Information given below:

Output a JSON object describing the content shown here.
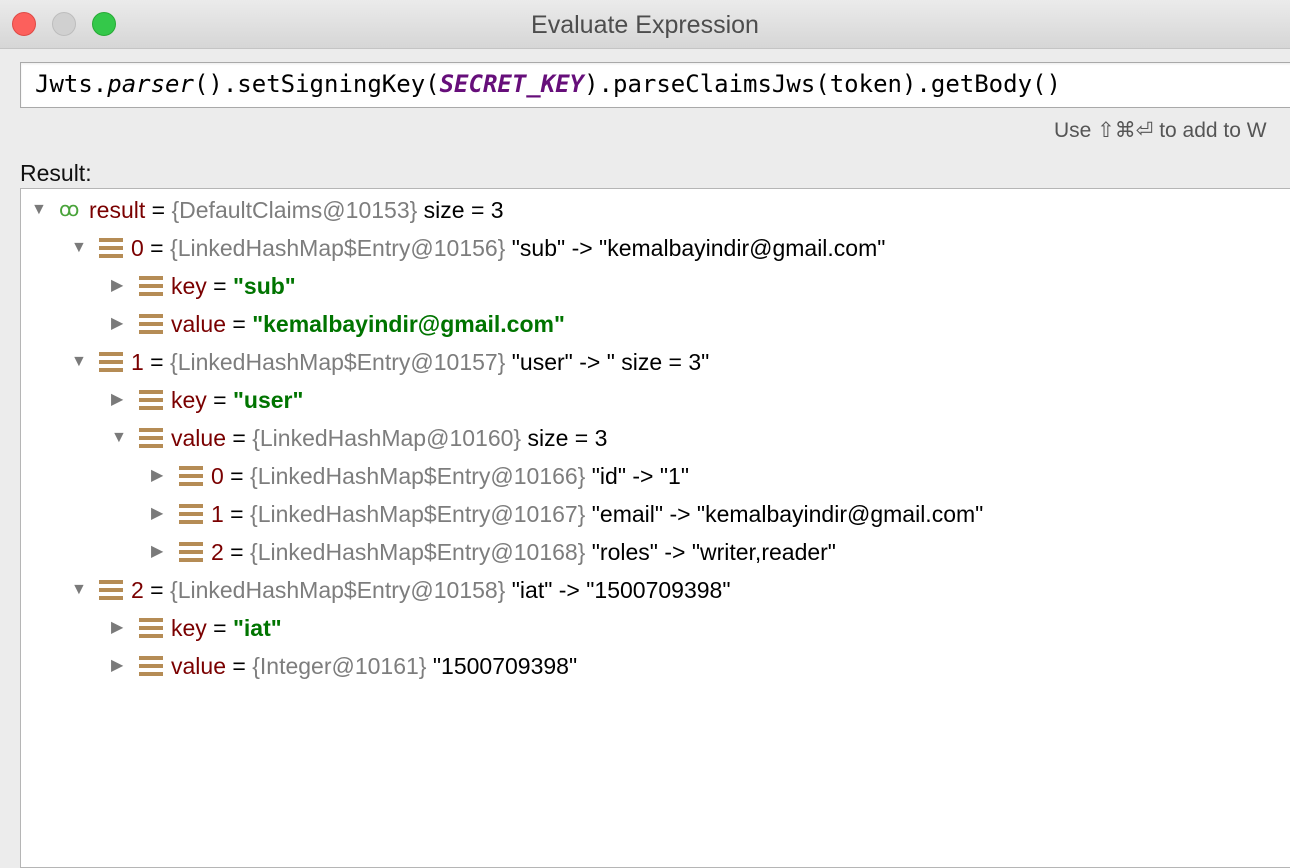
{
  "window": {
    "title": "Evaluate Expression"
  },
  "expression": {
    "part1": "Jwts.",
    "part2": "parser",
    "part3": "().setSigningKey(",
    "part4": "SECRET_KEY",
    "part5": ").parseClaimsJws(token).getBody()"
  },
  "hint": "Use ⇧⌘⏎ to add to W",
  "result_label": "Result:",
  "tree": [
    {
      "arrow": "▼",
      "icon": "glasses-icon",
      "name": "result",
      "eq": " = ",
      "type": "{DefaultClaims@10153}",
      "value": "  size = 3",
      "value_style": "plain"
    },
    {
      "arrow": "▼",
      "icon": "field-icon",
      "name": "0",
      "eq": " = ",
      "type": "{LinkedHashMap$Entry@10156}",
      "value": " \"sub\" -> \"kemalbayindir@gmail.com\"",
      "value_style": "plain"
    },
    {
      "arrow": "▶",
      "icon": "field-icon",
      "name": "key",
      "eq": " = ",
      "type": "",
      "value": "\"sub\"",
      "value_style": "string"
    },
    {
      "arrow": "▶",
      "icon": "field-icon",
      "name": "value",
      "eq": " = ",
      "type": "",
      "value": "\"kemalbayindir@gmail.com\"",
      "value_style": "string"
    },
    {
      "arrow": "▼",
      "icon": "field-icon",
      "name": "1",
      "eq": " = ",
      "type": "{LinkedHashMap$Entry@10157}",
      "value": " \"user\" -> \" size = 3\"",
      "value_style": "plain"
    },
    {
      "arrow": "▶",
      "icon": "field-icon",
      "name": "key",
      "eq": " = ",
      "type": "",
      "value": "\"user\"",
      "value_style": "string"
    },
    {
      "arrow": "▼",
      "icon": "field-icon",
      "name": "value",
      "eq": " = ",
      "type": "{LinkedHashMap@10160}",
      "value": "  size = 3",
      "value_style": "plain"
    },
    {
      "arrow": "▶",
      "icon": "field-icon",
      "name": "0",
      "eq": " = ",
      "type": "{LinkedHashMap$Entry@10166}",
      "value": " \"id\" -> \"1\"",
      "value_style": "plain"
    },
    {
      "arrow": "▶",
      "icon": "field-icon",
      "name": "1",
      "eq": " = ",
      "type": "{LinkedHashMap$Entry@10167}",
      "value": " \"email\" -> \"kemalbayindir@gmail.com\"",
      "value_style": "plain"
    },
    {
      "arrow": "▶",
      "icon": "field-icon",
      "name": "2",
      "eq": " = ",
      "type": "{LinkedHashMap$Entry@10168}",
      "value": " \"roles\" -> \"writer,reader\"",
      "value_style": "plain"
    },
    {
      "arrow": "▼",
      "icon": "field-icon",
      "name": "2",
      "eq": " = ",
      "type": "{LinkedHashMap$Entry@10158}",
      "value": " \"iat\" -> \"1500709398\"",
      "value_style": "plain"
    },
    {
      "arrow": "▶",
      "icon": "field-icon",
      "name": "key",
      "eq": " = ",
      "type": "",
      "value": "\"iat\"",
      "value_style": "string"
    },
    {
      "arrow": "▶",
      "icon": "field-icon",
      "name": "value",
      "eq": " = ",
      "type": "{Integer@10161}",
      "value": " \"1500709398\"",
      "value_style": "plain"
    }
  ]
}
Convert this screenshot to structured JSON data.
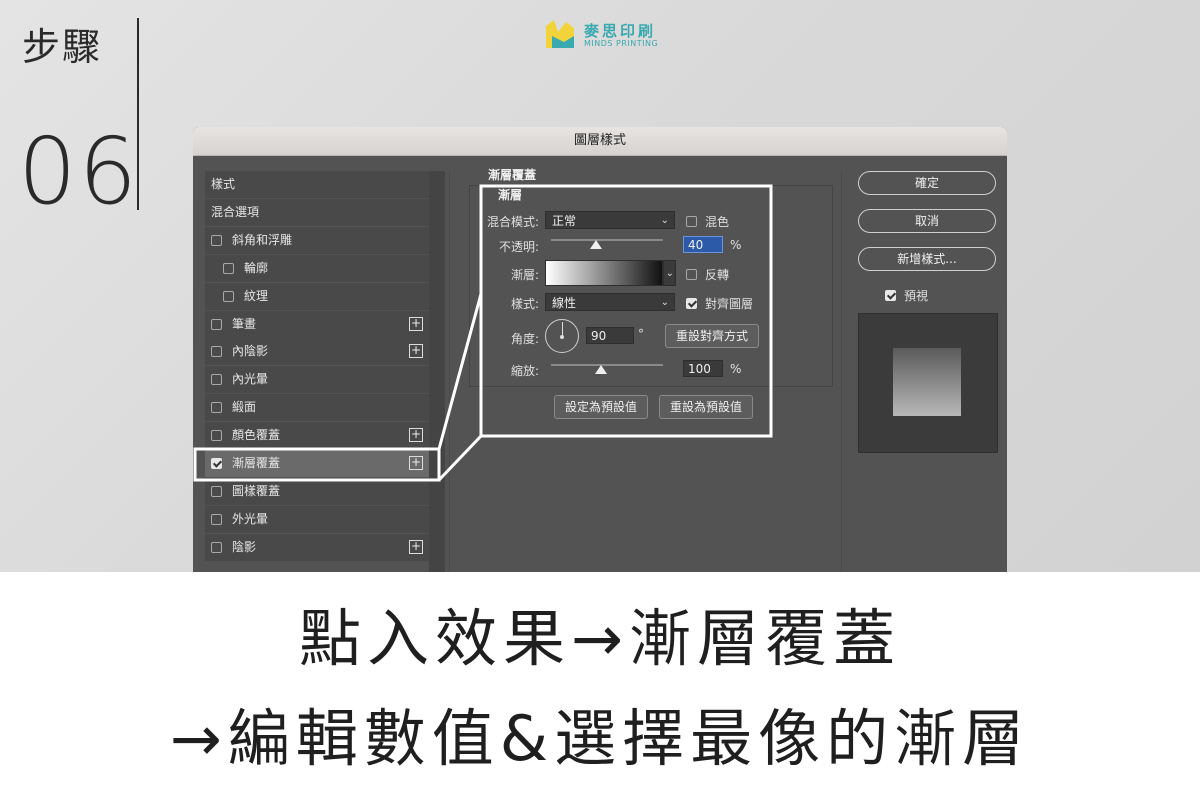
{
  "step": {
    "label": "步驟",
    "number": "06"
  },
  "logo": {
    "cn": "麥思印刷",
    "en": "MINDS PRINTING"
  },
  "dialog": {
    "title": "圖層樣式",
    "styles_list": [
      {
        "label": "樣式",
        "checkbox": false,
        "plus": false,
        "checked": false,
        "indent": 0
      },
      {
        "label": "混合選項",
        "checkbox": false,
        "plus": false,
        "checked": false,
        "indent": 0
      },
      {
        "label": "斜角和浮雕",
        "checkbox": true,
        "plus": false,
        "checked": false,
        "indent": 0
      },
      {
        "label": "輪廓",
        "checkbox": true,
        "plus": false,
        "checked": false,
        "indent": 1
      },
      {
        "label": "紋理",
        "checkbox": true,
        "plus": false,
        "checked": false,
        "indent": 1
      },
      {
        "label": "筆畫",
        "checkbox": true,
        "plus": true,
        "checked": false,
        "indent": 0
      },
      {
        "label": "內陰影",
        "checkbox": true,
        "plus": true,
        "checked": false,
        "indent": 0
      },
      {
        "label": "內光暈",
        "checkbox": true,
        "plus": false,
        "checked": false,
        "indent": 0
      },
      {
        "label": "緞面",
        "checkbox": true,
        "plus": false,
        "checked": false,
        "indent": 0
      },
      {
        "label": "顏色覆蓋",
        "checkbox": true,
        "plus": true,
        "checked": false,
        "indent": 0
      },
      {
        "label": "漸層覆蓋",
        "checkbox": true,
        "plus": true,
        "checked": true,
        "indent": 0,
        "selected": true
      },
      {
        "label": "圖樣覆蓋",
        "checkbox": true,
        "plus": false,
        "checked": false,
        "indent": 0
      },
      {
        "label": "外光暈",
        "checkbox": true,
        "plus": false,
        "checked": false,
        "indent": 0
      },
      {
        "label": "陰影",
        "checkbox": true,
        "plus": true,
        "checked": false,
        "indent": 0
      }
    ],
    "section_title": "漸層覆蓋",
    "group_title": "漸層",
    "blend_mode": {
      "label": "混合模式:",
      "value": "正常"
    },
    "dither": {
      "label": "混色",
      "checked": false
    },
    "opacity": {
      "label": "不透明:",
      "value": "40",
      "unit": "%",
      "fraction": 0.4
    },
    "gradient": {
      "label": "漸層:"
    },
    "reverse": {
      "label": "反轉",
      "checked": false
    },
    "style": {
      "label": "樣式:",
      "value": "線性"
    },
    "align_layer": {
      "label": "對齊圖層",
      "checked": true
    },
    "angle": {
      "label": "角度:",
      "value": "90",
      "unit": "°"
    },
    "reset_alignment": "重設對齊方式",
    "scale": {
      "label": "縮放:",
      "value": "100",
      "unit": "%",
      "fraction": 0.45
    },
    "make_default": "設定為預設值",
    "reset_default": "重設為預設值",
    "buttons": {
      "ok": "確定",
      "cancel": "取消",
      "new_style": "新增樣式..."
    },
    "preview": {
      "label": "預視",
      "checked": true
    }
  },
  "caption": {
    "line1": "點入效果→漸層覆蓋",
    "line2": "→編輯數值&選擇最像的漸層"
  }
}
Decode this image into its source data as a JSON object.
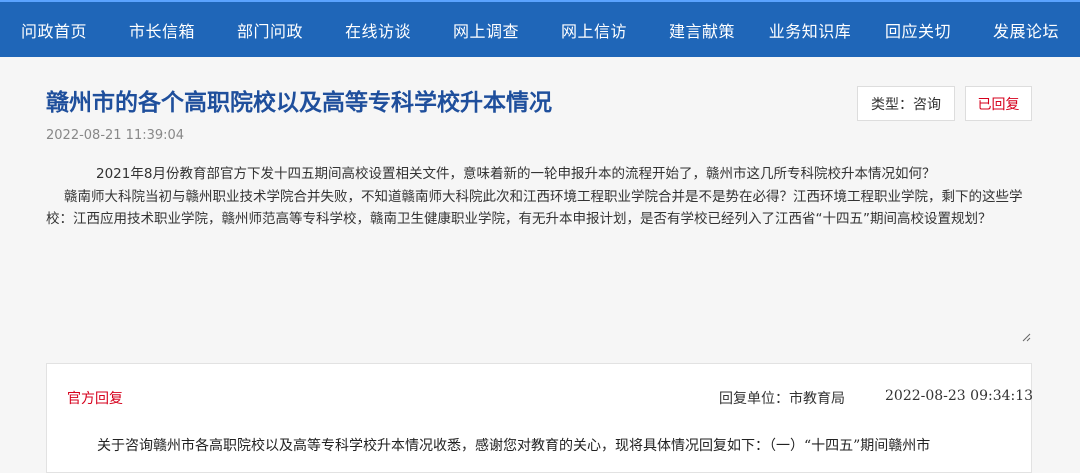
{
  "nav": {
    "items": [
      "问政首页",
      "市长信箱",
      "部门问政",
      "在线访谈",
      "网上调查",
      "网上信访",
      "建言献策",
      "业务知识库",
      "回应关切",
      "发展论坛"
    ]
  },
  "article": {
    "title": "赣州市的各个高职院校以及高等专科学校升本情况",
    "date": "2022-08-21 11:39:04",
    "type_tag": "类型：咨询",
    "status_tag": "已回复",
    "paragraphs": [
      "2021年8月份教育部官方下发十四五期间高校设置相关文件，意味着新的一轮申报升本的流程开始了，赣州市这几所专科院校升本情况如何？",
      "赣南师大科院当初与赣州职业技术学院合并失败，不知道赣南师大科院此次和江西环境工程职业学院合并是不是势在必得？江西环境工程职业学院，剩下的这些学校：江西应用技术职业学院，赣州师范高等专科学校，赣南卫生健康职业学院，有无升本申报计划，是否有学校已经列入了江西省“十四五”期间高校设置规划？"
    ]
  },
  "reply": {
    "label": "官方回复",
    "unit": "回复单位：市教育局",
    "date": "2022-08-23 09:34:13",
    "body": "关于咨询赣州市各高职院校以及高等专科学校升本情况收悉，感谢您对教育的关心，现将具体情况回复如下：（一）“十四五”期间赣州市"
  },
  "colors": {
    "nav_bg": "#1f66b8",
    "title": "#1f4f9c",
    "accent_red": "#d6001c"
  }
}
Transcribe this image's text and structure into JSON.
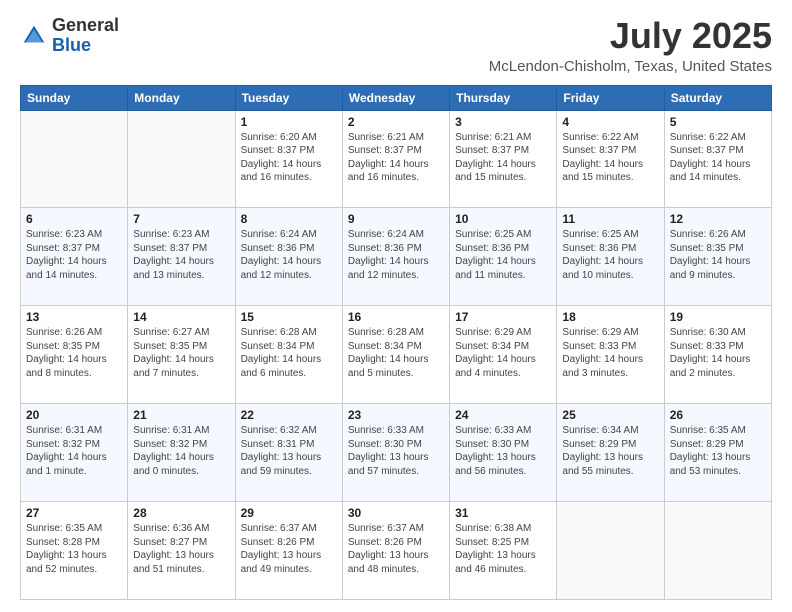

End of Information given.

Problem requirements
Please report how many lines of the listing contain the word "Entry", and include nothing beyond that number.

Your solution
6